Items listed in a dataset
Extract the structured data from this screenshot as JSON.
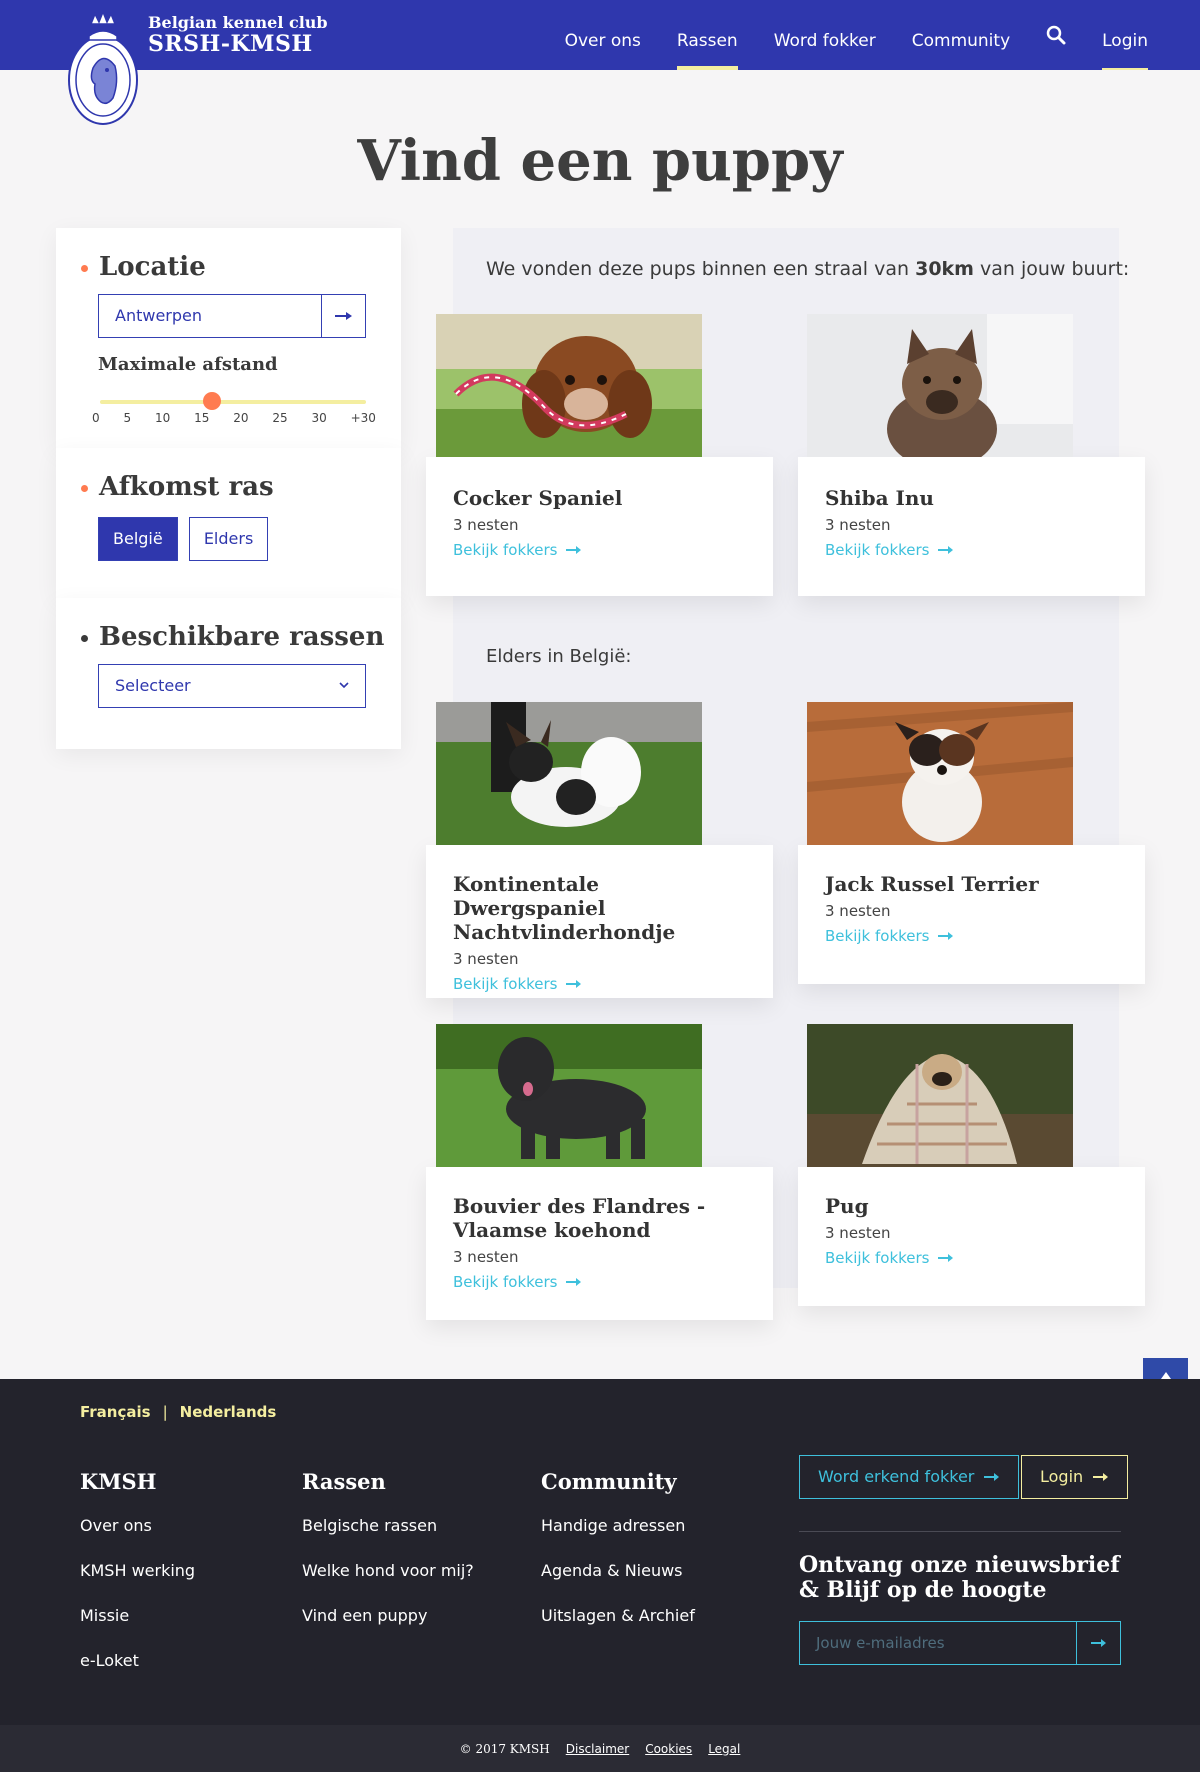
{
  "brand": {
    "line1": "Belgian kennel club",
    "line2": "SRSH-KMSH"
  },
  "nav": {
    "items": [
      "Over ons",
      "Rassen",
      "Word fokker",
      "Community"
    ],
    "active": "Rassen",
    "login": "Login"
  },
  "page_title": "Vind een puppy",
  "filters": {
    "location": {
      "heading": "Locatie",
      "value": "Antwerpen"
    },
    "distance": {
      "heading": "Maximale afstand",
      "ticks": [
        "0",
        "5",
        "10",
        "15",
        "20",
        "25",
        "30",
        "+30"
      ],
      "selected": "15"
    },
    "origin": {
      "heading": "Afkomst ras",
      "options": [
        "België",
        "Elders"
      ],
      "selected": "België"
    },
    "breeds": {
      "heading": "Beschikbare rassen",
      "placeholder": "Selecteer"
    }
  },
  "results": {
    "intro_prefix": "We vonden deze pups binnen een straal van ",
    "intro_bold": "30km",
    "intro_suffix": " van jouw buurt:",
    "elsewhere_heading": "Elders in België:",
    "link_label": "Bekijk fokkers",
    "cards": [
      {
        "name": "Cocker Spaniel",
        "count": "3 nesten"
      },
      {
        "name": "Shiba Inu",
        "count": "3 nesten"
      },
      {
        "name": "Kontinentale Dwergspaniel Nachtvlinderhondje",
        "count": "3 nesten"
      },
      {
        "name": "Jack Russel Terrier",
        "count": "3 nesten"
      },
      {
        "name": "Bouvier des Flandres - Vlaamse koehond",
        "count": "3 nesten"
      },
      {
        "name": "Pug",
        "count": "3 nesten"
      }
    ]
  },
  "footer": {
    "languages": [
      "Français",
      "Nederlands"
    ],
    "columns": [
      {
        "heading": "KMSH",
        "links": [
          "Over ons",
          "KMSH werking",
          "Missie",
          "e-Loket"
        ]
      },
      {
        "heading": "Rassen",
        "links": [
          "Belgische rassen",
          "Welke hond voor mij?",
          "Vind een puppy"
        ]
      },
      {
        "heading": "Community",
        "links": [
          "Handige adressen",
          "Agenda & Nieuws",
          "Uitslagen & Archief"
        ]
      }
    ],
    "cta_breeder": "Word erkend fokker",
    "cta_login": "Login",
    "newsletter_line1": "Ontvang onze nieuwsbrief",
    "newsletter_line2": "& Blijf op de hoogte",
    "email_placeholder": "Jouw e-mailadres",
    "copyright": "© 2017 KMSH",
    "legal_links": [
      "Disclaimer",
      "Cookies",
      "Legal"
    ]
  },
  "colors": {
    "primary": "#2f37ad",
    "accent_yellow": "#f4eea0",
    "accent_orange": "#ff7b50",
    "link_cyan": "#3ec0dc",
    "footer_bg": "#23232c"
  }
}
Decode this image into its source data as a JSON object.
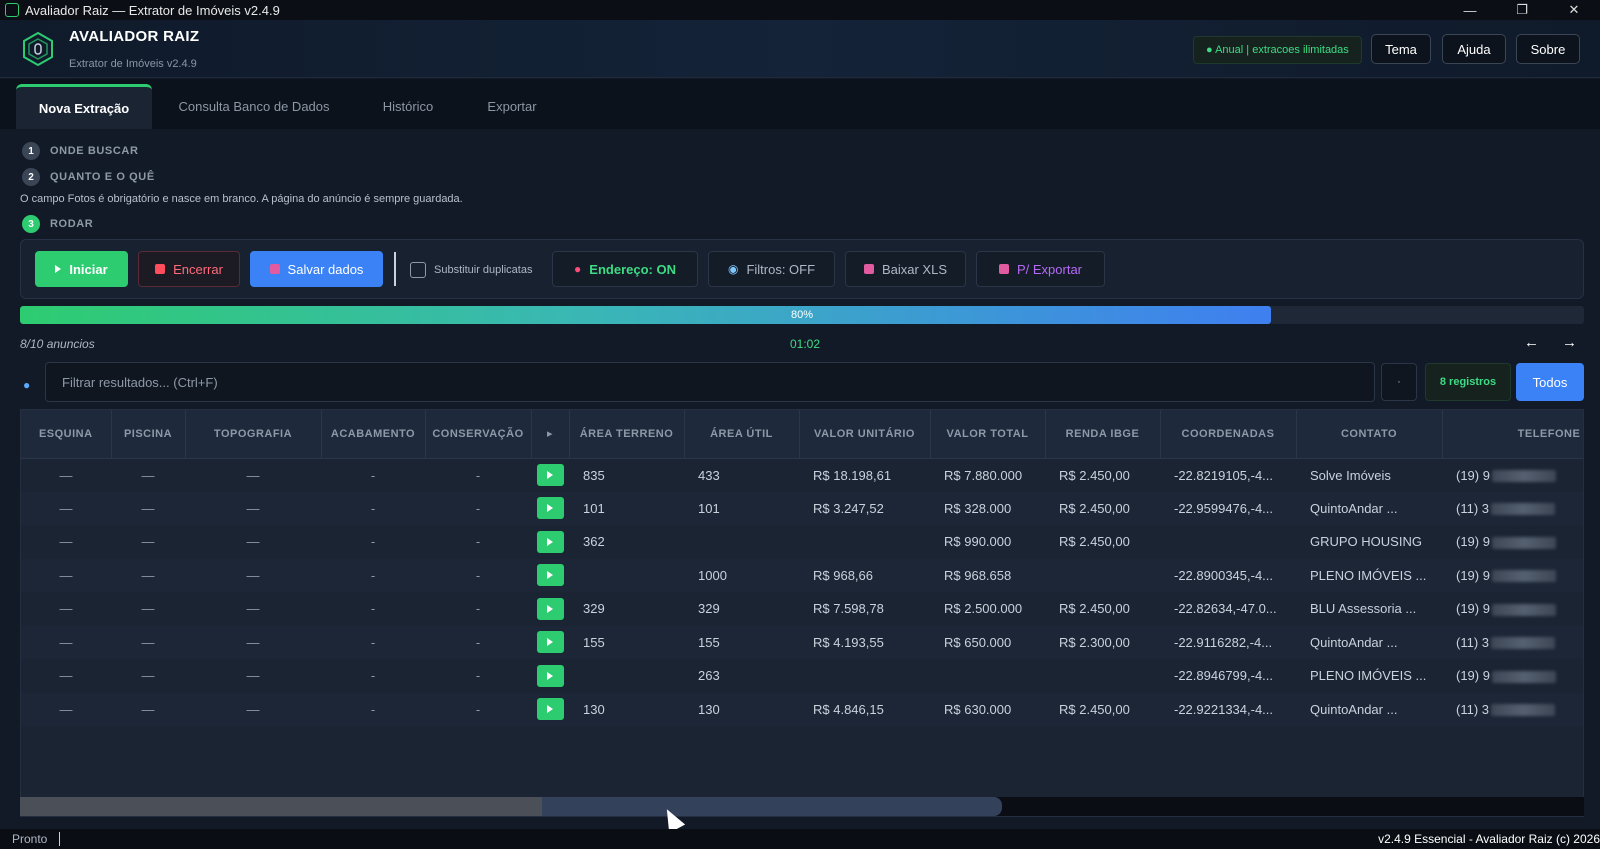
{
  "window": {
    "title": "Avaliador Raiz — Extrator de Imóveis v2.4.9",
    "minimize": "—",
    "maximize": "❐",
    "close": "✕"
  },
  "header": {
    "brand": "AVALIADOR RAIZ",
    "subtitle": "Extrator de Imóveis v2.4.9",
    "plan_badge": "● Anual | extracoes ilimitadas",
    "buttons": [
      "Tema",
      "Ajuda",
      "Sobre"
    ]
  },
  "tabs": [
    "Nova Extração",
    "Consulta Banco de Dados",
    "Histórico",
    "Exportar"
  ],
  "active_tab": "Nova Extração",
  "steps": [
    {
      "num": "1",
      "label": "ONDE BUSCAR"
    },
    {
      "num": "2",
      "label": "QUANTO E O QUÊ"
    },
    {
      "num": "3",
      "label": "RODAR"
    }
  ],
  "note": "O campo Fotos é obrigatório e nasce em branco. A página do anúncio é sempre guardada.",
  "toolbar": {
    "start": "Iniciar",
    "stop": "Encerrar",
    "save": "Salvar dados",
    "replace_duplicates": "Substituir duplicatas",
    "replace_duplicates_checked": false,
    "address": "Endereço: ON",
    "filters": "Filtros: OFF",
    "download_xls": "Baixar XLS",
    "to_export": "P/ Exportar"
  },
  "progress": {
    "fraction": 0.8,
    "label": "80%",
    "count": "8/10 anuncios",
    "timer": "01:02",
    "prev": "←",
    "next": "→"
  },
  "filter": {
    "placeholder": "Filtrar resultados... (Ctrl+F)",
    "small_button": "·",
    "records": "8 registros",
    "all": "Todos"
  },
  "table": {
    "columns": [
      "ESQUINA",
      "PISCINA",
      "TOPOGRAFIA",
      "ACABAMENTO",
      "CONSERVAÇÃO",
      "▸",
      "ÁREA TERRENO",
      "ÁREA ÚTIL",
      "VALOR UNITÁRIO",
      "VALOR TOTAL",
      "RENDA IBGE",
      "COORDENADAS",
      "CONTATO",
      "TELEFONE"
    ],
    "rows": [
      [
        "—",
        "—",
        "—",
        "-",
        "-",
        "",
        "835",
        "433",
        "R$ 18.198,61",
        "R$ 7.880.000",
        "R$ 2.450,00",
        "-22.8219105,-4...",
        "Solve Imóveis",
        "(19) 9"
      ],
      [
        "—",
        "—",
        "—",
        "-",
        "-",
        "",
        "101",
        "101",
        "R$ 3.247,52",
        "R$ 328.000",
        "R$ 2.450,00",
        "-22.9599476,-4...",
        "QuintoAndar ...",
        "(11) 3"
      ],
      [
        "—",
        "—",
        "—",
        "-",
        "-",
        "",
        "362",
        "",
        "",
        "R$ 990.000",
        "R$ 2.450,00",
        "",
        "GRUPO HOUSING",
        "(19) 9"
      ],
      [
        "—",
        "—",
        "—",
        "-",
        "-",
        "",
        "",
        "1000",
        "R$ 968,66",
        "R$ 968.658",
        "",
        "-22.8900345,-4...",
        "PLENO IMÓVEIS ...",
        "(19) 9"
      ],
      [
        "—",
        "—",
        "—",
        "-",
        "-",
        "",
        "329",
        "329",
        "R$ 7.598,78",
        "R$ 2.500.000",
        "R$ 2.450,00",
        "-22.82634,-47.0...",
        "BLU Assessoria ...",
        "(19) 9"
      ],
      [
        "—",
        "—",
        "—",
        "-",
        "-",
        "",
        "155",
        "155",
        "R$ 4.193,55",
        "R$ 650.000",
        "R$ 2.300,00",
        "-22.9116282,-4...",
        "QuintoAndar ...",
        "(11) 3"
      ],
      [
        "—",
        "—",
        "—",
        "-",
        "-",
        "",
        "",
        "263",
        "",
        "",
        "",
        "-22.8946799,-4...",
        "PLENO IMÓVEIS ...",
        "(19) 9"
      ],
      [
        "—",
        "—",
        "—",
        "-",
        "-",
        "",
        "130",
        "130",
        "R$ 4.846,15",
        "R$ 630.000",
        "R$ 2.450,00",
        "-22.9221334,-4...",
        "QuintoAndar ...",
        "(11) 3"
      ]
    ]
  },
  "status": {
    "left": "Pronto",
    "right": "v2.4.9 Essencial - Avaliador Raiz (c) 2026"
  },
  "colors": {
    "accent_green": "#2ecc71",
    "accent_blue": "#3b82f6",
    "danger": "#ff6b7b",
    "purple": "#b56af5",
    "background": "#121a27"
  },
  "icons": [
    "app-icon",
    "logo-icon",
    "play-icon",
    "stop-icon",
    "save-icon",
    "pin-icon",
    "magnifier-icon",
    "download-icon",
    "export-icon",
    "search-icon",
    "arrow-left-icon",
    "arrow-right-icon"
  ]
}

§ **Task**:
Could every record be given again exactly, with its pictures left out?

§ **Response box**:
Extract the structured data from this screenshot as JSON.
{
  "brand": {
    "line1": "Belgian kennel club",
    "line2": "SRSH-KMSH"
  },
  "nav": {
    "items": [
      "Over ons",
      "Rassen",
      "Word fokker",
      "Community"
    ],
    "active": "Rassen",
    "login": "Login"
  },
  "page_title": "Vind een puppy",
  "filters": {
    "location": {
      "heading": "Locatie",
      "value": "Antwerpen"
    },
    "distance": {
      "heading": "Maximale afstand",
      "ticks": [
        "0",
        "5",
        "10",
        "15",
        "20",
        "25",
        "30",
        "+30"
      ],
      "selected": "15"
    },
    "origin": {
      "heading": "Afkomst ras",
      "options": [
        "België",
        "Elders"
      ],
      "selected": "België"
    },
    "breeds": {
      "heading": "Beschikbare rassen",
      "placeholder": "Selecteer"
    }
  },
  "results": {
    "intro_prefix": "We vonden deze pups binnen een straal van ",
    "intro_bold": "30km",
    "intro_suffix": " van jouw buurt:",
    "elsewhere_heading": "Elders in België:",
    "link_label": "Bekijk fokkers",
    "cards": [
      {
        "name": "Cocker Spaniel",
        "count": "3 nesten"
      },
      {
        "name": "Shiba Inu",
        "count": "3 nesten"
      },
      {
        "name": "Kontinentale Dwergspaniel Nachtvlinderhondje",
        "count": "3 nesten"
      },
      {
        "name": "Jack Russel Terrier",
        "count": "3 nesten"
      },
      {
        "name": "Bouvier des Flandres - Vlaamse koehond",
        "count": "3 nesten"
      },
      {
        "name": "Pug",
        "count": "3 nesten"
      }
    ]
  },
  "footer": {
    "languages": [
      "Français",
      "Nederlands"
    ],
    "columns": [
      {
        "heading": "KMSH",
        "links": [
          "Over ons",
          "KMSH werking",
          "Missie",
          "e-Loket"
        ]
      },
      {
        "heading": "Rassen",
        "links": [
          "Belgische rassen",
          "Welke hond voor mij?",
          "Vind een puppy"
        ]
      },
      {
        "heading": "Community",
        "links": [
          "Handige adressen",
          "Agenda & Nieuws",
          "Uitslagen & Archief"
        ]
      }
    ],
    "cta_breeder": "Word erkend fokker",
    "cta_login": "Login",
    "newsletter_line1": "Ontvang onze nieuwsbrief",
    "newsletter_line2": "& Blijf op de hoogte",
    "email_placeholder": "Jouw e-mailadres",
    "copyright": "© 2017 KMSH",
    "legal_links": [
      "Disclaimer",
      "Cookies",
      "Legal"
    ]
  },
  "colors": {
    "primary": "#2f37ad",
    "accent_yellow": "#f4eea0",
    "accent_orange": "#ff7b50",
    "link_cyan": "#3ec0dc",
    "footer_bg": "#23232c"
  }
}
Decode this image into its source data as a JSON object.
{
  "window": {
    "title": "Avaliador Raiz — Extrator de Imóveis v2.4.9",
    "minimize": "—",
    "maximize": "❐",
    "close": "✕"
  },
  "header": {
    "brand": "AVALIADOR RAIZ",
    "subtitle": "Extrator de Imóveis v2.4.9",
    "plan_badge": "● Anual | extracoes ilimitadas",
    "buttons": [
      "Tema",
      "Ajuda",
      "Sobre"
    ]
  },
  "tabs": [
    "Nova Extração",
    "Consulta Banco de Dados",
    "Histórico",
    "Exportar"
  ],
  "active_tab": "Nova Extração",
  "steps": [
    {
      "num": "1",
      "label": "ONDE BUSCAR"
    },
    {
      "num": "2",
      "label": "QUANTO E O QUÊ"
    },
    {
      "num": "3",
      "label": "RODAR"
    }
  ],
  "note": "O campo Fotos é obrigatório e nasce em branco. A página do anúncio é sempre guardada.",
  "toolbar": {
    "start": "Iniciar",
    "stop": "Encerrar",
    "save": "Salvar dados",
    "replace_duplicates": "Substituir duplicatas",
    "replace_duplicates_checked": false,
    "address": "Endereço: ON",
    "filters": "Filtros: OFF",
    "download_xls": "Baixar XLS",
    "to_export": "P/ Exportar"
  },
  "progress": {
    "fraction": 0.8,
    "label": "80%",
    "count": "8/10 anuncios",
    "timer": "01:02",
    "prev": "←",
    "next": "→"
  },
  "filter": {
    "placeholder": "Filtrar resultados... (Ctrl+F)",
    "small_button": "·",
    "records": "8 registros",
    "all": "Todos"
  },
  "table": {
    "columns": [
      "ESQUINA",
      "PISCINA",
      "TOPOGRAFIA",
      "ACABAMENTO",
      "CONSERVAÇÃO",
      "▸",
      "ÁREA TERRENO",
      "ÁREA ÚTIL",
      "VALOR UNITÁRIO",
      "VALOR TOTAL",
      "RENDA IBGE",
      "COORDENADAS",
      "CONTATO",
      "TELEFONE"
    ],
    "rows": [
      [
        "—",
        "—",
        "—",
        "-",
        "-",
        "",
        "835",
        "433",
        "R$ 18.198,61",
        "R$ 7.880.000",
        "R$ 2.450,00",
        "-22.8219105,-4...",
        "Solve Imóveis",
        "(19) 9"
      ],
      [
        "—",
        "—",
        "—",
        "-",
        "-",
        "",
        "101",
        "101",
        "R$ 3.247,52",
        "R$ 328.000",
        "R$ 2.450,00",
        "-22.9599476,-4...",
        "QuintoAndar ...",
        "(11) 3"
      ],
      [
        "—",
        "—",
        "—",
        "-",
        "-",
        "",
        "362",
        "",
        "",
        "R$ 990.000",
        "R$ 2.450,00",
        "",
        "GRUPO HOUSING",
        "(19) 9"
      ],
      [
        "—",
        "—",
        "—",
        "-",
        "-",
        "",
        "",
        "1000",
        "R$ 968,66",
        "R$ 968.658",
        "",
        "-22.8900345,-4...",
        "PLENO IMÓVEIS ...",
        "(19) 9"
      ],
      [
        "—",
        "—",
        "—",
        "-",
        "-",
        "",
        "329",
        "329",
        "R$ 7.598,78",
        "R$ 2.500.000",
        "R$ 2.450,00",
        "-22.82634,-47.0...",
        "BLU Assessoria ...",
        "(19) 9"
      ],
      [
        "—",
        "—",
        "—",
        "-",
        "-",
        "",
        "155",
        "155",
        "R$ 4.193,55",
        "R$ 650.000",
        "R$ 2.300,00",
        "-22.9116282,-4...",
        "QuintoAndar ...",
        "(11) 3"
      ],
      [
        "—",
        "—",
        "—",
        "-",
        "-",
        "",
        "",
        "263",
        "",
        "",
        "",
        "-22.8946799,-4...",
        "PLENO IMÓVEIS ...",
        "(19) 9"
      ],
      [
        "—",
        "—",
        "—",
        "-",
        "-",
        "",
        "130",
        "130",
        "R$ 4.846,15",
        "R$ 630.000",
        "R$ 2.450,00",
        "-22.9221334,-4...",
        "QuintoAndar ...",
        "(11) 3"
      ]
    ]
  },
  "status": {
    "left": "Pronto",
    "right": "v2.4.9 Essencial - Avaliador Raiz (c) 2026"
  },
  "colors": {
    "accent_green": "#2ecc71",
    "accent_blue": "#3b82f6",
    "danger": "#ff6b7b",
    "purple": "#b56af5",
    "background": "#121a27"
  },
  "icons": [
    "app-icon",
    "logo-icon",
    "play-icon",
    "stop-icon",
    "save-icon",
    "pin-icon",
    "magnifier-icon",
    "download-icon",
    "export-icon",
    "search-icon",
    "arrow-left-icon",
    "arrow-right-icon"
  ]
}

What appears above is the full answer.